Listen

Joanne Silberner

First, the good news: The death rate among young people around the world has been declining, a new study shows.

But boys and young men are not doing as well as girls and young women.

Since 1950, the death rate of young females ages 10 to 24 has gone down by 30%. But for males in this age group, it's only gone down by 15%. And in many countries, the gap in mortality rates between the genders is broadening. In 2019, 61% of all deaths among this age group were among young men.

Updated June 23, 2021 at 4:24 PM ET

It's been a little more than a month since adolescents as young as 12 became eligible in the United States to receive the Pfizer vaccine against COVID-19, and nearly all reports have been positive: The vaccine is very effective in this age group, and the vast majority of kids experience mild side effects, if any — the same sore arm or mild flulike symptoms seen among adults who get the shot.

It can be genuinely thrilling when a new drug is approved for use in the U.S. It may be a big step forward in treating folks with, say, HIV or diabetes or breast cancer.

But sometimes the very people who took part in the trials to determine if the drug is effective and safe may not be able to benefit.

That's the conclusion of a new study published in JAMA Open Network.

About 25 years ago, after a particularly bad cold, I suddenly lost my sense of smell — I could no longer sense the difference between sweaty tennis shoes and a fragrant rose. Since then, my olfactory discernment comes and goes, and most of the time it's just gone. I always figured there wasn't much I could do about that, and it hasn't been terrible. My taste buds still work, and I adore fine chocolate.

The COVID-19 pandemic has brought with it an unprecedented explosion of scientific research. There are currently nearly 250,000 listings in the World Health Organization's global database of COVID-19 studies. The listings include preprints (the familiar "not yet published" studies often mentioned in news articles), published literature and reports, plus registries of clinical trials.

It may seem counterintuitive, but health officials say that even after you get vaccinated against COVID-19, you still need to practice the usual pandemic precautions, at least for a while. That means steering clear of crowds, continuing to wear a good mask in public, maintaining 6 feet or more of distance from people outside your household and frequently washing your hands.

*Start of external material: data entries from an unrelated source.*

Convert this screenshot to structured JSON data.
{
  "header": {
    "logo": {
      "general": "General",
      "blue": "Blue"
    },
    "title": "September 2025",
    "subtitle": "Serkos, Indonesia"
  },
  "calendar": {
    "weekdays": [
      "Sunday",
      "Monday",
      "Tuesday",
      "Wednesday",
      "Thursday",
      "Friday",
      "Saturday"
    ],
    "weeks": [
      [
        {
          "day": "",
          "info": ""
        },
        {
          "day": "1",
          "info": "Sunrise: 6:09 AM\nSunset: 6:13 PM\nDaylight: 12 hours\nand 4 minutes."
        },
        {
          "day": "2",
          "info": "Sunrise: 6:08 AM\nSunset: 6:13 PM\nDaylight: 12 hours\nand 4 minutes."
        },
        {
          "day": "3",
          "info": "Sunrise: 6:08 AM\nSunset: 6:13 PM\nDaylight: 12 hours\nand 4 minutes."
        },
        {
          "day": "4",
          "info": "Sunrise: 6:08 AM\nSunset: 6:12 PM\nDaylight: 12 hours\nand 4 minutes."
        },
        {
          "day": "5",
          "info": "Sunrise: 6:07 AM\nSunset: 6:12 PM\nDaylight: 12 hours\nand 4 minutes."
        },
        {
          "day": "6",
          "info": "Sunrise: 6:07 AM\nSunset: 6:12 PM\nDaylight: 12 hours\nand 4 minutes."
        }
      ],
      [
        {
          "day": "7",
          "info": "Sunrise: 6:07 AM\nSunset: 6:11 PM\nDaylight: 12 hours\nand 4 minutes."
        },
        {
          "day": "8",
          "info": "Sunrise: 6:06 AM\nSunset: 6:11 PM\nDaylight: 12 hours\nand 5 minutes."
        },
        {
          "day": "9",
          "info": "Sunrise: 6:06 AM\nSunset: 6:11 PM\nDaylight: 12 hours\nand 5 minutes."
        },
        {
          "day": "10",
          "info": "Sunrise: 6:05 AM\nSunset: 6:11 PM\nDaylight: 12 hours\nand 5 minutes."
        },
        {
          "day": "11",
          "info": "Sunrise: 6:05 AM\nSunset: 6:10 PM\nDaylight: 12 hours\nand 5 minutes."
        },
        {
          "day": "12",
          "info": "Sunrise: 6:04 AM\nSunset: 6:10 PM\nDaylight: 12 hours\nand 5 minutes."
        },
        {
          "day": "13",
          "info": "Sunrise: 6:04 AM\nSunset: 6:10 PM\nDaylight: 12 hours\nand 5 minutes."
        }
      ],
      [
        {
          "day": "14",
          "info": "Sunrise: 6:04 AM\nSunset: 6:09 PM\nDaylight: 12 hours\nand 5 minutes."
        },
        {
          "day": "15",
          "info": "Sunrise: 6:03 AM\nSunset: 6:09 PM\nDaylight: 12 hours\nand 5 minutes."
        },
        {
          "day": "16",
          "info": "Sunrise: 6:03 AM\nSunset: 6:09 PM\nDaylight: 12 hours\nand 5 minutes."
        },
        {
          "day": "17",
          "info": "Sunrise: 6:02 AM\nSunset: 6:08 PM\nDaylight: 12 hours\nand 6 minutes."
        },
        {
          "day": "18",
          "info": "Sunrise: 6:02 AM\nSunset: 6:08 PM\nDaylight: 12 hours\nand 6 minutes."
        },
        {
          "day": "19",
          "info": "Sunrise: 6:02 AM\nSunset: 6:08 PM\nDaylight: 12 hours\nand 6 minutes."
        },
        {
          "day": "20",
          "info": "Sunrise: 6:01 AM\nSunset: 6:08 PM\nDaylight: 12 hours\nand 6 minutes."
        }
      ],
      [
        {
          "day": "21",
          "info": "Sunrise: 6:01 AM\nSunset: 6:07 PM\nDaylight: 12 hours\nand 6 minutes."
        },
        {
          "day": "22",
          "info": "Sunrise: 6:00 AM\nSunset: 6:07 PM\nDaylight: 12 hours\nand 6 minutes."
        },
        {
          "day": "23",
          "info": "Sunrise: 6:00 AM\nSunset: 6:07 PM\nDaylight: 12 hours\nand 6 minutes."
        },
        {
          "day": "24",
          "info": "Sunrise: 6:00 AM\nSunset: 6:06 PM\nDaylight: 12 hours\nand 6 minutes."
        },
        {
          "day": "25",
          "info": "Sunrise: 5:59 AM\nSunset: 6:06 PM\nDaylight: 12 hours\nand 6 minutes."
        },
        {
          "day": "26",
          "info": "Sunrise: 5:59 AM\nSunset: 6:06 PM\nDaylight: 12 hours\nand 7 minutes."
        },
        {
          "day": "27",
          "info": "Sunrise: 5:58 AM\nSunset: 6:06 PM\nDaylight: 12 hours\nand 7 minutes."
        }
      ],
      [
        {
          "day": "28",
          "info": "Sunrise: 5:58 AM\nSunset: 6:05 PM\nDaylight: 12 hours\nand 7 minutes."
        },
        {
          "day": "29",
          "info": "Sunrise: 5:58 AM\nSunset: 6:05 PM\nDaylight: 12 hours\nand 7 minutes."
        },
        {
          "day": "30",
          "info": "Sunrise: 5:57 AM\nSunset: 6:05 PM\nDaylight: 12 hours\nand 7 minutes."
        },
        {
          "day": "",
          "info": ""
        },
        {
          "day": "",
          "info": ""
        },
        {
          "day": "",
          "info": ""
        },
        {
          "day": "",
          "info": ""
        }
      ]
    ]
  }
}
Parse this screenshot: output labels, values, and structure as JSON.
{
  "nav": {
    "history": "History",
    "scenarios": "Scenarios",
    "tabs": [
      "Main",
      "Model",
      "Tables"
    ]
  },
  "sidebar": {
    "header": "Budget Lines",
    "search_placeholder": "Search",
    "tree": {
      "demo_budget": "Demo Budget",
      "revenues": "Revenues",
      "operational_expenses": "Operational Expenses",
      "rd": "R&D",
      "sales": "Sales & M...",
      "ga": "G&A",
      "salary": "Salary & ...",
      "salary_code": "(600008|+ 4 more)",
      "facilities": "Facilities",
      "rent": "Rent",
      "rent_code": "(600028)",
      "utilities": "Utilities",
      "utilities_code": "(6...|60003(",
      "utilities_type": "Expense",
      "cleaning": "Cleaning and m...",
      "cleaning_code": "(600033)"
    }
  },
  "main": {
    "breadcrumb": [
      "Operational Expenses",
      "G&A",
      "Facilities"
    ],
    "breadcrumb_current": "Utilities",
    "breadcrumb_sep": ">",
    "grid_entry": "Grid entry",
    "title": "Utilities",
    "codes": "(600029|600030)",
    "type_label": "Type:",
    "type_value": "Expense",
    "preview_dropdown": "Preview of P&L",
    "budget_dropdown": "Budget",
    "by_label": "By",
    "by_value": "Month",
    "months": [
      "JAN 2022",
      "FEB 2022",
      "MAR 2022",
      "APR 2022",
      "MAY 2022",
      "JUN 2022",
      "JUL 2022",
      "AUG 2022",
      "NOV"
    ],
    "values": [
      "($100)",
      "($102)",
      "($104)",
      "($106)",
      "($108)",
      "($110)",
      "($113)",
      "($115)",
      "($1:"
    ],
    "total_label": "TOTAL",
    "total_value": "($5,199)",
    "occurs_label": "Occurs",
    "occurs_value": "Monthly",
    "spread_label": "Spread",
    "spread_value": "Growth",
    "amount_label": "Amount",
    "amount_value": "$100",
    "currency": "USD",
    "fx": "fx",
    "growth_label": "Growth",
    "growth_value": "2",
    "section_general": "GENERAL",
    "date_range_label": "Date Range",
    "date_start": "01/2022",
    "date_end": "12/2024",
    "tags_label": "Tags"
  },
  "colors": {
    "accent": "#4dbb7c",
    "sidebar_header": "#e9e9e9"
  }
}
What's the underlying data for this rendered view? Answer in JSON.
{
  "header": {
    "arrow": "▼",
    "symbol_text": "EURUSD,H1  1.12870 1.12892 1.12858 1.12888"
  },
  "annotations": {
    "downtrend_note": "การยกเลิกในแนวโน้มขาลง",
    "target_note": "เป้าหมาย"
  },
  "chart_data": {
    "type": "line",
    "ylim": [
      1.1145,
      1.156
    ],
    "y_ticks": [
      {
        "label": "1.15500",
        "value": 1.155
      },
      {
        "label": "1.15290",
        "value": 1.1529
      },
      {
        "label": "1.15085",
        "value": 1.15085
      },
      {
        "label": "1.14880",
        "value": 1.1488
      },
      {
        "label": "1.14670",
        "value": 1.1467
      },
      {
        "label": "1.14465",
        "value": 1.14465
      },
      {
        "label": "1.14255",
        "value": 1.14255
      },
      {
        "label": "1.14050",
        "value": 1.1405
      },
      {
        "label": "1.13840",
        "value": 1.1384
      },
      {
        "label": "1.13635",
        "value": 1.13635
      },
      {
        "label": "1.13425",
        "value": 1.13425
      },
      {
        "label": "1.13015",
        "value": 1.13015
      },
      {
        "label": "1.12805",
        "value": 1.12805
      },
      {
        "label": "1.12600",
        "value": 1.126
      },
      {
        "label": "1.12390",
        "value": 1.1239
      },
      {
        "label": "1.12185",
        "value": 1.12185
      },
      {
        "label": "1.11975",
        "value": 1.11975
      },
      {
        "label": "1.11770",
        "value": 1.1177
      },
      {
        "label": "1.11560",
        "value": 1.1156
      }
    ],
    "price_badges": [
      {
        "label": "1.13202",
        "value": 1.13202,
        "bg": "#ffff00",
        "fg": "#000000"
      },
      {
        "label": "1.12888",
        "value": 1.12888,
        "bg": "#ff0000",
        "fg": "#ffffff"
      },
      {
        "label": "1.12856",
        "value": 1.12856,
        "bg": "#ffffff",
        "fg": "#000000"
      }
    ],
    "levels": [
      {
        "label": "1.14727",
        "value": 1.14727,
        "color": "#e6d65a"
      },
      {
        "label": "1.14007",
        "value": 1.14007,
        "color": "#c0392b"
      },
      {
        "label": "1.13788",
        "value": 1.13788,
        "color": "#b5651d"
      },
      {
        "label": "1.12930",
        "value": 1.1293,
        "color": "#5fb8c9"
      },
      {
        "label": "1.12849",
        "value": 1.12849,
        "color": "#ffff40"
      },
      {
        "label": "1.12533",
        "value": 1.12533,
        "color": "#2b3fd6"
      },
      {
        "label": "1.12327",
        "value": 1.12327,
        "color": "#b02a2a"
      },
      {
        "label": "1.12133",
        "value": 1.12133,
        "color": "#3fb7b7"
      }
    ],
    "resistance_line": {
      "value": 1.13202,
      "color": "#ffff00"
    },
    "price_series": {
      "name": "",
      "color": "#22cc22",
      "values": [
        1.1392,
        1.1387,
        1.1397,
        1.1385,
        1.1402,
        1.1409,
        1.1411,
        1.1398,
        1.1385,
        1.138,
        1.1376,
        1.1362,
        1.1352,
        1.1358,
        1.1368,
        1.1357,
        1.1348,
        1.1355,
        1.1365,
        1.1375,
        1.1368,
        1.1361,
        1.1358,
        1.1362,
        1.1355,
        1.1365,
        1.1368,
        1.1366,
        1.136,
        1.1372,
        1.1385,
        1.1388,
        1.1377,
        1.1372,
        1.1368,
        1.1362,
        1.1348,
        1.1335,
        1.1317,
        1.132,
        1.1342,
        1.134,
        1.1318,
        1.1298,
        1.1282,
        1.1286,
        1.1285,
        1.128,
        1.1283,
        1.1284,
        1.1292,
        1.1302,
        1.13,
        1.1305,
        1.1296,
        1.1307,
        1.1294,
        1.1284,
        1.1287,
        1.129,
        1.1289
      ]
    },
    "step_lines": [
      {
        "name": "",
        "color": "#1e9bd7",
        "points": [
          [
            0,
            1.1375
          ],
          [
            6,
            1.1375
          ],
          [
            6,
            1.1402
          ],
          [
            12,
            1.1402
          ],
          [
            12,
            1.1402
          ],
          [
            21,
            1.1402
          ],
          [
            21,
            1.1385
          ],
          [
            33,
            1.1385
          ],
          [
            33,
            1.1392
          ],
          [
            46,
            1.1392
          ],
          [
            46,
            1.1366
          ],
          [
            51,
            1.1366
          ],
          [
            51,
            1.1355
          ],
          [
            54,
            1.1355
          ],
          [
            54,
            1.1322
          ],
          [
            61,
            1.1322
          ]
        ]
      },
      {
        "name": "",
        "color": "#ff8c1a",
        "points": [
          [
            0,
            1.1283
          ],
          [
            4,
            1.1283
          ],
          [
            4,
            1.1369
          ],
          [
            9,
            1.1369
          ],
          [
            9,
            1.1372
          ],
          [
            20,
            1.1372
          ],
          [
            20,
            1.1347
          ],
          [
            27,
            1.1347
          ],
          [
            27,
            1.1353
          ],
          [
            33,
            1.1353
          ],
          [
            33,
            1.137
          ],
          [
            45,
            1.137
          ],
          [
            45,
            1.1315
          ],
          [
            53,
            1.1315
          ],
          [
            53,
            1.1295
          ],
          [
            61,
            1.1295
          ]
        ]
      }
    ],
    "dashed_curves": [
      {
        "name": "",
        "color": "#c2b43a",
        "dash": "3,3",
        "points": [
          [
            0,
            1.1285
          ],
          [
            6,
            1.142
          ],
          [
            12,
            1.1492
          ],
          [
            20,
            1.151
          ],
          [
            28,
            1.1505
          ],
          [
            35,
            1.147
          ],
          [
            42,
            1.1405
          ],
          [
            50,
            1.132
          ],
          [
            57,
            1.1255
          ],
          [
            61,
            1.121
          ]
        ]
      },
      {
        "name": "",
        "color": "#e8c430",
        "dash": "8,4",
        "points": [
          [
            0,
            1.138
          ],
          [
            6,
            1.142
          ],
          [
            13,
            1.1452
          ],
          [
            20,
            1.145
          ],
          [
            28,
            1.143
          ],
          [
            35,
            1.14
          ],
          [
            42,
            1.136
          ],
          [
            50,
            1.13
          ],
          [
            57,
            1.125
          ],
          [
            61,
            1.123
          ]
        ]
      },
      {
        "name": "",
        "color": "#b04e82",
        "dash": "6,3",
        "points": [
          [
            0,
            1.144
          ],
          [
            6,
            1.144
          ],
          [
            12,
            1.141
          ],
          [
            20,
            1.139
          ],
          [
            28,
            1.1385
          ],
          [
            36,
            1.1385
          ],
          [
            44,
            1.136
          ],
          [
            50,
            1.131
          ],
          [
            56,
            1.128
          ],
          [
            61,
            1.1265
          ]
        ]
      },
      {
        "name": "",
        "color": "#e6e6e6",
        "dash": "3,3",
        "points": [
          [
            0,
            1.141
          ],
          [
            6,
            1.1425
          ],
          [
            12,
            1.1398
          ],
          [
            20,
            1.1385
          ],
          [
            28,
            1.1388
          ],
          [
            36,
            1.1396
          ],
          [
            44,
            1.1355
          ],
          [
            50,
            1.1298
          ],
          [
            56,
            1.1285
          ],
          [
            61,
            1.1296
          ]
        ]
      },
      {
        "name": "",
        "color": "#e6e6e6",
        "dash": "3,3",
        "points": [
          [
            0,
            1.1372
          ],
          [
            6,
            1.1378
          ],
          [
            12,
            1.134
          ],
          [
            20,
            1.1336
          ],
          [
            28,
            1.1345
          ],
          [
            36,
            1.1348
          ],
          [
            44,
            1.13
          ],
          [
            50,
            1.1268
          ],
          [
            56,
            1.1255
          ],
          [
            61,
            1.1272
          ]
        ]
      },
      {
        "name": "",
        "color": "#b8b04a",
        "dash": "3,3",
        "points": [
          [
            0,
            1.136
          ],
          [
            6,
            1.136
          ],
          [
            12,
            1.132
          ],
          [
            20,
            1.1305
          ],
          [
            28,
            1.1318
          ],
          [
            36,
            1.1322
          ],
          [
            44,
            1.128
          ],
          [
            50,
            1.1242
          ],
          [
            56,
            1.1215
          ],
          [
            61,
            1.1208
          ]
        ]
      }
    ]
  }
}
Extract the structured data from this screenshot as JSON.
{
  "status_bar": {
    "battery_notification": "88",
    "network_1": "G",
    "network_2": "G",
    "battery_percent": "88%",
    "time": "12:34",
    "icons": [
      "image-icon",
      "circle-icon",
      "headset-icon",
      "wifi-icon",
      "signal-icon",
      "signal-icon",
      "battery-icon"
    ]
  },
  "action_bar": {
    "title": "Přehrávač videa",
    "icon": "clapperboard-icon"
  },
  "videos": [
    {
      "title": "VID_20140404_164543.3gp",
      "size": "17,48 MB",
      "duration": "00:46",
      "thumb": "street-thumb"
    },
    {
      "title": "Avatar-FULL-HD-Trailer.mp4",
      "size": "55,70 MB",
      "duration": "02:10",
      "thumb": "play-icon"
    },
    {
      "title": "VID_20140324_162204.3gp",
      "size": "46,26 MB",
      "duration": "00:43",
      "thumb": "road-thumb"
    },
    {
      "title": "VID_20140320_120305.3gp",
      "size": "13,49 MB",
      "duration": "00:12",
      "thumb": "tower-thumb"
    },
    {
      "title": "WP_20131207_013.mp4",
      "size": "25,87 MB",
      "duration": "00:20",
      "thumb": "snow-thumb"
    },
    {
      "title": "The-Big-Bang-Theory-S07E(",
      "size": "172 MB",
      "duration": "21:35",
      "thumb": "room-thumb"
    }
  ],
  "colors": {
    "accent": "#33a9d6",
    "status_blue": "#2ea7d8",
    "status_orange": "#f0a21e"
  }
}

We talked to infectious disease specialists to get a better understanding of why.

Why do I have to continue with precautions after I've been vaccinated?

Updated at 4:45 p.m. ET, Monday, Dec. 21

Now that the Food and Drug Administration has issued an emergency authorization for the first COVID-19 vaccines to be deployed in the U.S., you may have a lot of questions about what this means for you and the people you love. Here's what we know so far:

Who specifically is eligible for the vaccine now?

Copyright 2020 NPR. To see more, visit https://www.npr.org.

NOEL KING, HOST:

The major cause of death in children aged 1 to 19 years is not cancer or other another medical condition. It's injury. And by a long shot – 61 percent, versus 9 percent for cancer.

The largest cause of injury was motor vehicle crashes, and next was firearms, according to a study published today in the New England Journal of Medicine. The study sorts through the 20,360 deaths of U.S. children and adolescents in 2016, as counted by the Centers for Disease Control and Prevention.

A new report by a commission empaneled by University College London and the Lancet medical journal offers a thorough — and often surprising — look at the medical and economic impacts of immigration.

It's a major milestone in the fight to recognize mental health and mental illness as global issues: a comprehensive report from the Lancet Commission on Global Mental Health, three years in the making, released this past week at a London summit with royals Prince William and Kate Middleton, Duchess of Cambridge, in attendance to show their support for the cause.

But it was not a celebratory event. Threaded throughout the 45-page report is a lament that the world is ignoring millions of suffering people.

From the front door of the glass-walled gift shop at the Alnwick Garden in the far northeast of England, the scene looks innocent enough. A sapphire green English lawn slopes gently downward, toward traditional, ornamental gardens of rose and bamboo. Across the small valley, water cascades down a terraced fountain.

But a hundred or so plantings kept behind bars in this castle's garden are more menacing — and have much to tell visitors about poison and the evolutionary roots of medicine.